  • 8-for-20 for 73 yards, 1 TD (Wilson, 2020 vs. Mississippi State)

There are a few things that should be pointed out. For one thing, ugly passing days aren’t the death of Kentucky football. All 5 of those games above were victories, and all 5 had significant QB rushing moments (especially Bowden’s game, which was basically throwback single-wing football). For that matter, it’s equally worth noting that in UK football’s all-time 400 yard passing games, all of which were pre-Stoops, the Wildcats posted a 5-10 record. Clearly, there is more to winning than throwing the football.

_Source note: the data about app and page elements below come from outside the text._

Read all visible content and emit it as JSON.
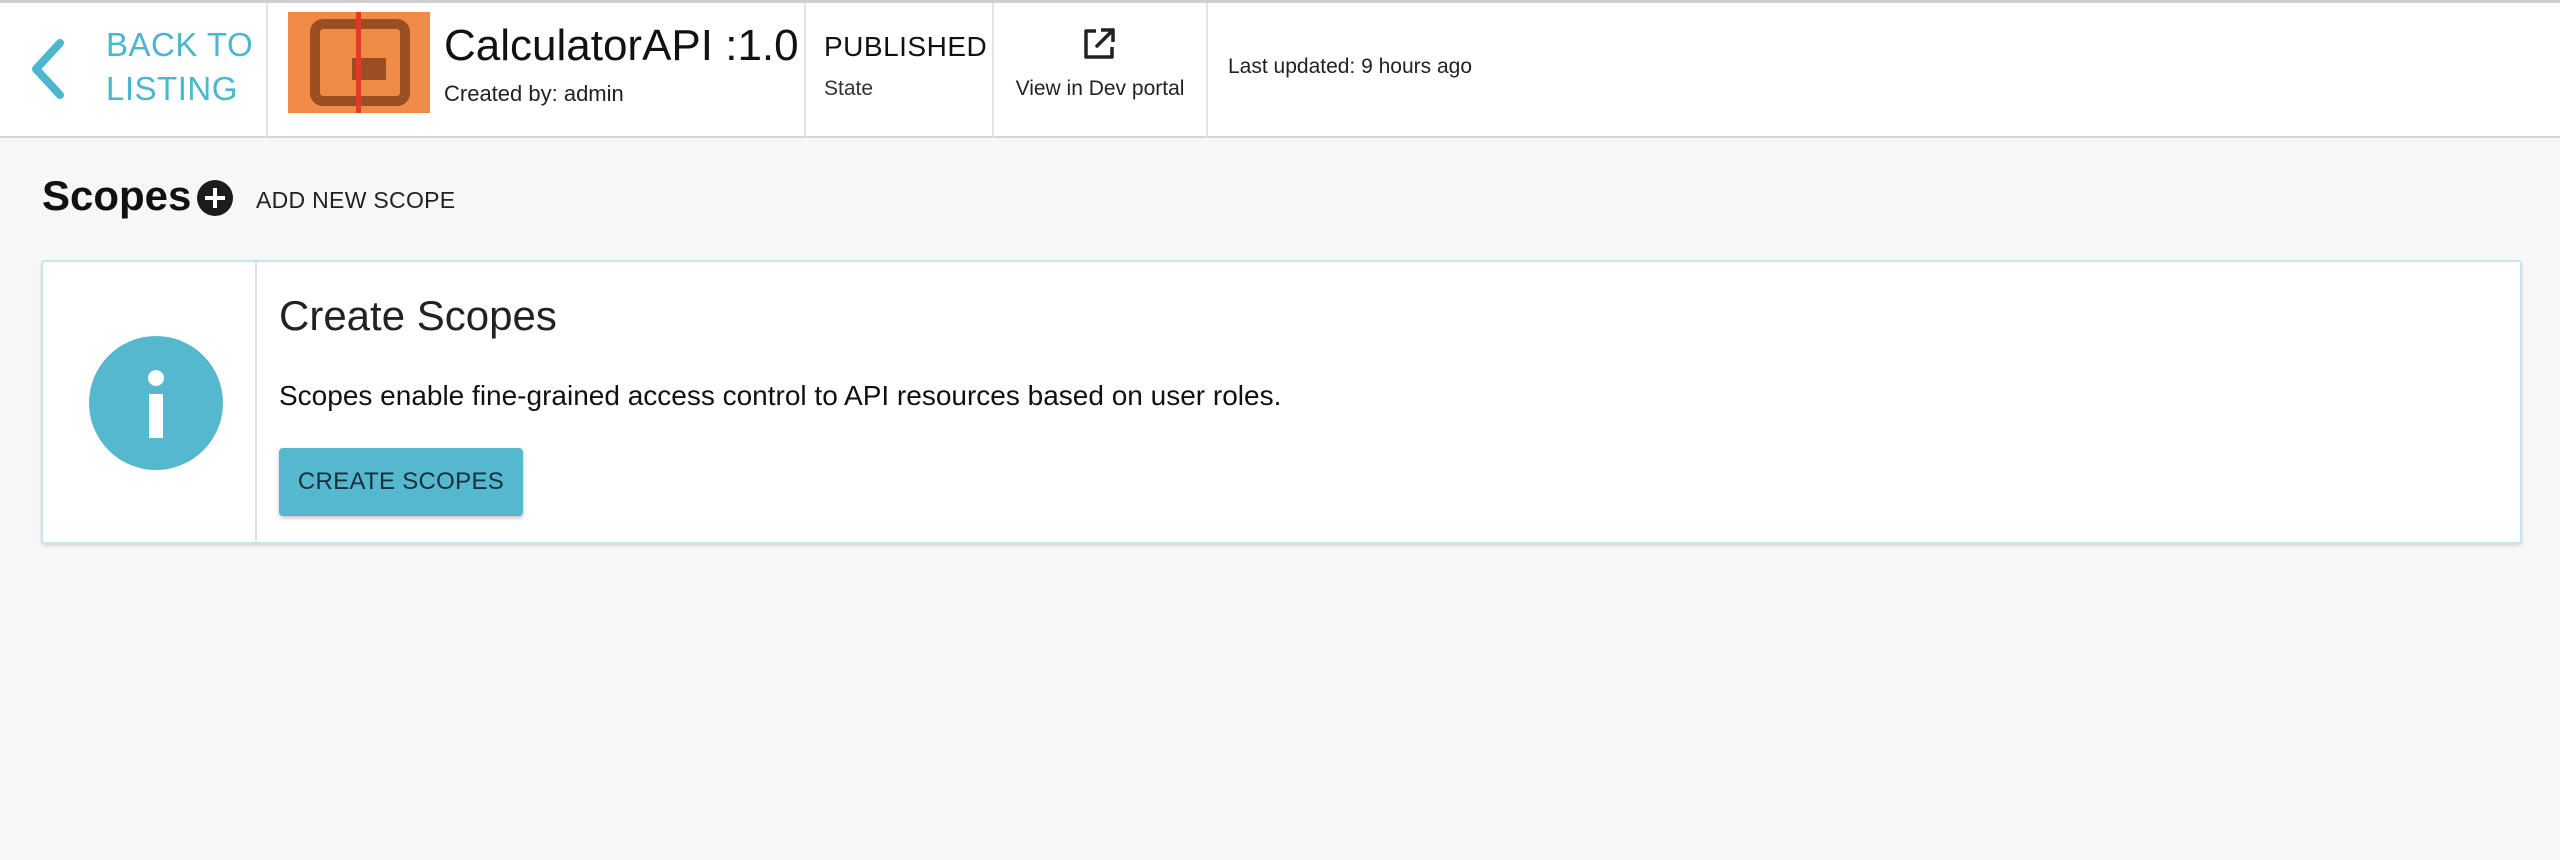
{
  "header": {
    "back_label_line1": "BACK TO",
    "back_label_line2": "LISTING",
    "api_name": "CalculatorAPI :1.0",
    "created_by": "Created by: admin",
    "state_value": "PUBLISHED",
    "state_label": "State",
    "dev_portal_label": "View in Dev portal",
    "last_updated": "Last updated: 9 hours ago"
  },
  "section": {
    "title": "Scopes",
    "add_label": "ADD NEW SCOPE"
  },
  "card": {
    "title": "Create Scopes",
    "description": "Scopes enable fine-grained access control to API resources based on user roles.",
    "button_label": "CREATE SCOPES"
  },
  "icons": {
    "back": "chevron-left-icon",
    "thumbnail": "api-thumbnail",
    "dev_portal": "external-link-icon",
    "add": "plus-circle-icon",
    "info": "info-icon"
  },
  "colors": {
    "accent": "#4db6cf",
    "button": "#56b8cf",
    "info_circle": "#56b8cf",
    "thumbnail_bg": "#f08a47",
    "background": "#f7f7f7"
  }
}
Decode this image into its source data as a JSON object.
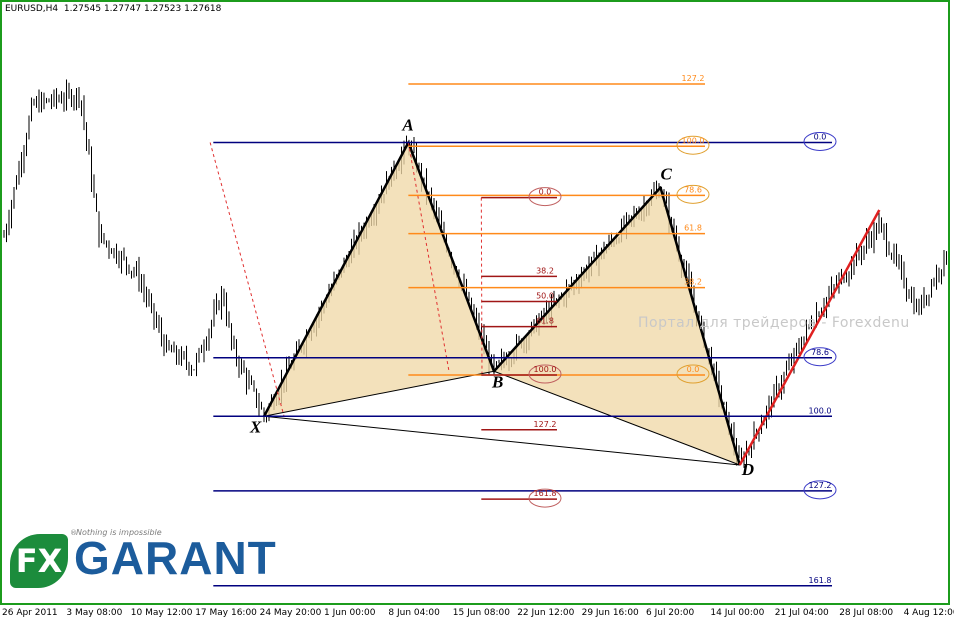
{
  "header": {
    "symbol": "EURUSD,H4",
    "ohlc": "1.27545 1.27747 1.27523 1.27618"
  },
  "watermark": "Портал для трейдеров - Forexdenu",
  "logo": {
    "fx": "FX",
    "name": "GARANT",
    "slogan": "Nothing is impossible",
    "reg": "®"
  },
  "colors": {
    "navy_level": "#00007f",
    "orange_level": "#ff8a1a",
    "darkred_level": "#a01616",
    "pattern_fill": "#f0d9a8",
    "pattern_line": "#000000",
    "projection": "#e02020",
    "frame": "#1c9c1c",
    "label_ellipse_navy": "#3a3ac8",
    "label_ellipse_orange": "#e0a030",
    "label_ellipse_darkred": "#c06060"
  },
  "chart_data": {
    "type": "line",
    "title": "EURUSD,H4",
    "instrument": "EURUSD",
    "timeframe": "H4",
    "x_tick_labels": [
      "26 Apr 2011",
      "3 May 08:00",
      "10 May 12:00",
      "17 May 16:00",
      "24 May 20:00",
      "1 Jun 00:00",
      "8 Jun 04:00",
      "15 Jun 08:00",
      "22 Jun 12:00",
      "29 Jun 16:00",
      "6 Jul 20:00",
      "14 Jul 00:00",
      "21 Jul 04:00",
      "28 Jul 08:00",
      "4 Aug 12:00"
    ],
    "pattern_points": [
      {
        "name": "X",
        "date": "2011-05-23 08:00",
        "price": 1.397
      },
      {
        "name": "A",
        "date": "2011-06-07 12:00",
        "price": 1.47
      },
      {
        "name": "B",
        "date": "2011-06-16 12:00",
        "price": 1.409
      },
      {
        "name": "C",
        "date": "2011-07-04 00:00",
        "price": 1.458
      },
      {
        "name": "D",
        "date": "2011-07-12 08:00",
        "price": 1.384
      }
    ],
    "projection": {
      "from": "2011-07-12 08:00",
      "to": "2011-07-27 00:00",
      "from_price": 1.384,
      "to_price": 1.452
    },
    "fib_XA_navy": [
      {
        "label": "0.0",
        "price": 1.47,
        "circled": true
      },
      {
        "label": "78.6",
        "price": 1.4126,
        "circled": true
      },
      {
        "label": "100.0",
        "price": 1.397,
        "circled": false
      },
      {
        "label": "127.2",
        "price": 1.3771,
        "circled": true
      },
      {
        "label": "161.8",
        "price": 1.3518,
        "circled": false
      }
    ],
    "fib_BC_orange": [
      {
        "label": "127.2",
        "price": 1.4856,
        "circled": false
      },
      {
        "label": "100.0",
        "price": 1.469,
        "circled": true
      },
      {
        "label": "78.6",
        "price": 1.4559,
        "circled": true
      },
      {
        "label": "61.8",
        "price": 1.4457,
        "circled": false
      },
      {
        "label": "38.2",
        "price": 1.4313,
        "circled": false
      },
      {
        "label": "0.0",
        "price": 1.408,
        "circled": true
      }
    ],
    "fib_AB_darkred": [
      {
        "label": "0.0",
        "price": 1.4553,
        "circled": true
      },
      {
        "label": "38.2",
        "price": 1.4343,
        "circled": false
      },
      {
        "label": "50.0",
        "price": 1.4276,
        "circled": false
      },
      {
        "label": "61.8",
        "price": 1.4209,
        "circled": false
      },
      {
        "label": "100.0",
        "price": 1.408,
        "circled": true
      },
      {
        "label": "127.2",
        "price": 1.3934,
        "circled": false
      },
      {
        "label": "161.8",
        "price": 1.3749,
        "circled": true
      }
    ],
    "price_range": [
      1.348,
      1.5
    ],
    "grid": false,
    "legend": "none"
  }
}
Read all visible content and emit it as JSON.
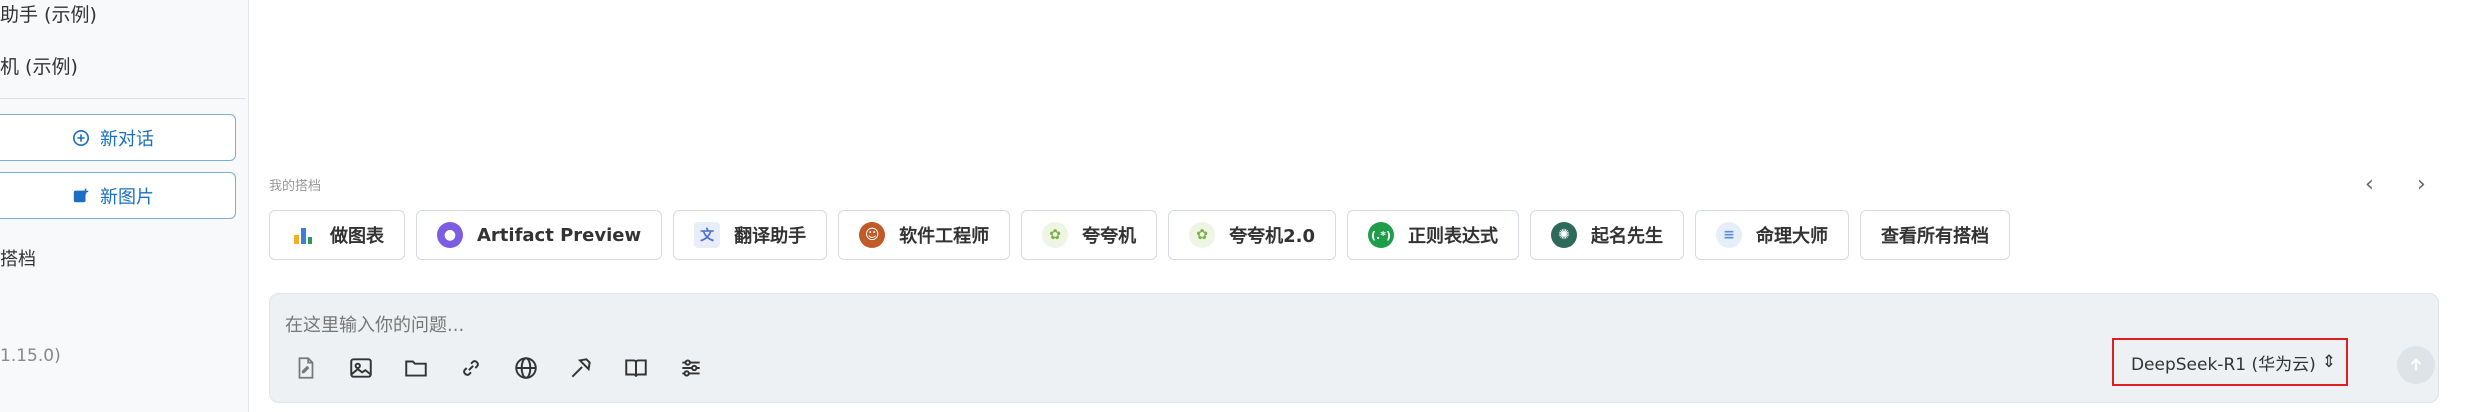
{
  "sidebar": {
    "items": [
      {
        "label": "助手 (示例)"
      },
      {
        "label": "机 (示例)"
      }
    ],
    "new_chat_label": "新对话",
    "new_image_label": "新图片",
    "section_label": "搭档",
    "version": "1.15.0)"
  },
  "main": {
    "section_title": "我的搭档",
    "prev_arrow": "‹",
    "next_arrow": "›",
    "chips": [
      {
        "label": "做图表",
        "icon": "chart-icon",
        "color": "#3b7dd8"
      },
      {
        "label": "Artifact Preview",
        "icon": "artifact-icon",
        "color": "#7c5ce0"
      },
      {
        "label": "翻译助手",
        "icon": "translate-icon",
        "color": "#4a6fd1"
      },
      {
        "label": "软件工程师",
        "icon": "engineer-icon",
        "color": "#c05a28"
      },
      {
        "label": "夸夸机",
        "icon": "praise-icon",
        "color": "#7db04a"
      },
      {
        "label": "夸夸机2.0",
        "icon": "praise2-icon",
        "color": "#7db04a"
      },
      {
        "label": "正则表达式",
        "icon": "regex-icon",
        "color": "#1e9e4a"
      },
      {
        "label": "起名先生",
        "icon": "naming-icon",
        "color": "#2e6a5a"
      },
      {
        "label": "命理大师",
        "icon": "fortune-icon",
        "color": "#5a8fd8"
      },
      {
        "label": "查看所有搭档",
        "icon": "",
        "color": ""
      }
    ],
    "input": {
      "placeholder": "在这里输入你的问题..."
    },
    "model_selector": "DeepSeek-R1 (华为云)",
    "model_arrow": "⇕"
  }
}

Another thing that should be pointed out is this — Kentucky has had a tremendous amount of bad luck at the QB position. During Stoops’ tenure, some of the unlucky situations have been:

  • Towles deciding to transfer after 2015
  • Drew Barker’s season-ending injury to Drew Barker in 2016 and not rehabbing near full strength in 2017
  • Wilson’s season-ending injury in 2019
  • Significant injury to Sawyer Smith in 2019
  • Decommitment of former Miami QB Jarren Williams
  • Decommitment of Alabama QB Mac Jones
  • Transfers of Gunnar Hoak and Danny Clark after 2018
  • Delayed eligibility for Joey Gatewood in 2020.

Now, some of that is just college football. Guys decommit, guys transfer, guys get hurt. But Kentucky has consistently had to reconfigure and rebuild. Some of the pain has been self-inflicted, too, such as not recruiting overlooked in-state standout Tanner Morgan, who has become a star at Minnesota.

The other factor is that Kentucky’s wide receiver play hasn’t been outstanding, either. Senior Josh Ali is UK’s top receiver, but even Ali has struggled with drops, fumbles and general mistakes. After Ali’s 25 catches, no other Wildcat has more than 7, and UK has significantly struggled to get players open for anybody to throw them the football.

Meanwhile, offensive coordinator Eddie Gran has been something of a lightning rod during Wilson’s 2020 struggles.

But stuck between a defensive-minded head coach and a rotating door of quarterbacks, Gran’s offense has been pragmatic, largely ignoring glamor in favor of an offense that doesn’t give the ball away and lets a tough-minded offensive line play its part. But 8 years into Stoops’ time at UK, the Wildcats have a solid identity. They play defense, they run, and they get themselves into competitive football games, something that was certainly an issue for pre-Stoops coaches. But if they’re going to reach the next level, they have to show at least a situational ability to pass the football.

For his part, Stoops has disclaimed any big changes. “We need playmakers,” he admitted in Monday’s press conference. “We will play better at certain positions and we all need to shoulder that responsibility. If it’s on the quarterback, it’s on the quarterback.”

Eight years into Stoops’ UK career, he’s stopped a number of opposing quarterbacks. His last big challenge might be solving his own QB situation.